### [WHAT YOU WILL DO]
For this exercise, repeat each entry exactly as written.

### [THE RECORDS]
▽

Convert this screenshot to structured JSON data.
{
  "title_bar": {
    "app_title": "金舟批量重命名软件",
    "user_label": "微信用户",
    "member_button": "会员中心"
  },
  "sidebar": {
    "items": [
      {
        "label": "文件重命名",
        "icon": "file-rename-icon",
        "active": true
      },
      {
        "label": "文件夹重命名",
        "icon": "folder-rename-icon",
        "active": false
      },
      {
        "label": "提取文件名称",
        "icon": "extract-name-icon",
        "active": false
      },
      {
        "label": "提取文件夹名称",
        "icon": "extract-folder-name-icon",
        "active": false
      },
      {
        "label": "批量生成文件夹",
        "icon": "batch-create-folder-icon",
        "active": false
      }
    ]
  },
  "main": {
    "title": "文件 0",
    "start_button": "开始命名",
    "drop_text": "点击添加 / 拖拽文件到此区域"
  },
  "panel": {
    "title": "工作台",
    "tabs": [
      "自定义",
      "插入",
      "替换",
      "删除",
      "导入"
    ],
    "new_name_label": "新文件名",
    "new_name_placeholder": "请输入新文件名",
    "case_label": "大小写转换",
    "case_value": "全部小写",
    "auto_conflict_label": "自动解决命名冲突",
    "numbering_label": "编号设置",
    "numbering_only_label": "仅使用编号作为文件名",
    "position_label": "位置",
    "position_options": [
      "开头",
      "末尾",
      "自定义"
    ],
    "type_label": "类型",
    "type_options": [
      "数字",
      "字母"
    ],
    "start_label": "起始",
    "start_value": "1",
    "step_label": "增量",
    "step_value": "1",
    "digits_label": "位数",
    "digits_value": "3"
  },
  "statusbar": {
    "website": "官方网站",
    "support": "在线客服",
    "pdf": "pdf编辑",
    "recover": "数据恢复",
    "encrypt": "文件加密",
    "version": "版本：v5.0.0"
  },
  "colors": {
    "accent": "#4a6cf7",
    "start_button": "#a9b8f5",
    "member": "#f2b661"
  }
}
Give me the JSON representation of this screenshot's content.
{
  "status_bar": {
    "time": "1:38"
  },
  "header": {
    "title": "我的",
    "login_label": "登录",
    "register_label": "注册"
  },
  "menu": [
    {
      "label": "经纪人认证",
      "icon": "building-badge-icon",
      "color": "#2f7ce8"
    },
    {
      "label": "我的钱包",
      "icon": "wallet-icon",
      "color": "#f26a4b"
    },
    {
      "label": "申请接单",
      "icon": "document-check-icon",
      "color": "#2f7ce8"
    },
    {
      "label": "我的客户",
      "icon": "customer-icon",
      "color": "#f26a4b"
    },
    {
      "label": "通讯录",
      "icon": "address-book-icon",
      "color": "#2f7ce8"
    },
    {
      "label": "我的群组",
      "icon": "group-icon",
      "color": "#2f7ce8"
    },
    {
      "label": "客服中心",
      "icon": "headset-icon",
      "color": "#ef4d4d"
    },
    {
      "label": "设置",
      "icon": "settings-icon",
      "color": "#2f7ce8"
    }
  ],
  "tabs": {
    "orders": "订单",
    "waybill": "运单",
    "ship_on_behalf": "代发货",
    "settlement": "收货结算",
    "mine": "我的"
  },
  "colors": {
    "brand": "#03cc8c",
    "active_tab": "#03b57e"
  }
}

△

### [RESPONSE TO THE TASK]
Convert this screenshot to structured JSON data.
{
  "title_bar": {
    "app_title": "金舟批量重命名软件",
    "user_label": "微信用户",
    "member_button": "会员中心"
  },
  "sidebar": {
    "items": [
      {
        "label": "文件重命名",
        "icon": "file-rename-icon",
        "active": true
      },
      {
        "label": "文件夹重命名",
        "icon": "folder-rename-icon",
        "active": false
      },
      {
        "label": "提取文件名称",
        "icon": "extract-name-icon",
        "active": false
      },
      {
        "label": "提取文件夹名称",
        "icon": "extract-folder-name-icon",
        "active": false
      },
      {
        "label": "批量生成文件夹",
        "icon": "batch-create-folder-icon",
        "active": false
      }
    ]
  },
  "main": {
    "title": "文件 0",
    "start_button": "开始命名",
    "drop_text": "点击添加 / 拖拽文件到此区域"
  },
  "panel": {
    "title": "工作台",
    "tabs": [
      "自定义",
      "插入",
      "替换",
      "删除",
      "导入"
    ],
    "new_name_label": "新文件名",
    "new_name_placeholder": "请输入新文件名",
    "case_label": "大小写转换",
    "case_value": "全部小写",
    "auto_conflict_label": "自动解决命名冲突",
    "numbering_label": "编号设置",
    "numbering_only_label": "仅使用编号作为文件名",
    "position_label": "位置",
    "position_options": [
      "开头",
      "末尾",
      "自定义"
    ],
    "type_label": "类型",
    "type_options": [
      "数字",
      "字母"
    ],
    "start_label": "起始",
    "start_value": "1",
    "step_label": "增量",
    "step_value": "1",
    "digits_label": "位数",
    "digits_value": "3"
  },
  "statusbar": {
    "website": "官方网站",
    "support": "在线客服",
    "pdf": "pdf编辑",
    "recover": "数据恢复",
    "encrypt": "文件加密",
    "version": "版本：v5.0.0"
  },
  "colors": {
    "accent": "#4a6cf7",
    "start_button": "#a9b8f5",
    "member": "#f2b661"
  }
}
Give me the JSON representation of this screenshot's content.
{
  "status_bar": {
    "time": "1:38"
  },
  "header": {
    "title": "我的",
    "login_label": "登录",
    "register_label": "注册"
  },
  "menu": [
    {
      "label": "经纪人认证",
      "icon": "building-badge-icon",
      "color": "#2f7ce8"
    },
    {
      "label": "我的钱包",
      "icon": "wallet-icon",
      "color": "#f26a4b"
    },
    {
      "label": "申请接单",
      "icon": "document-check-icon",
      "color": "#2f7ce8"
    },
    {
      "label": "我的客户",
      "icon": "customer-icon",
      "color": "#f26a4b"
    },
    {
      "label": "通讯录",
      "icon": "address-book-icon",
      "color": "#2f7ce8"
    },
    {
      "label": "我的群组",
      "icon": "group-icon",
      "color": "#2f7ce8"
    },
    {
      "label": "客服中心",
      "icon": "headset-icon",
      "color": "#ef4d4d"
    },
    {
      "label": "设置",
      "icon": "settings-icon",
      "color": "#2f7ce8"
    }
  ],
  "tabs": {
    "orders": "订单",
    "waybill": "运单",
    "ship_on_behalf": "代发货",
    "settlement": "收货结算",
    "mine": "我的"
  },
  "colors": {
    "brand": "#03cc8c",
    "active_tab": "#03b57e"
  }
}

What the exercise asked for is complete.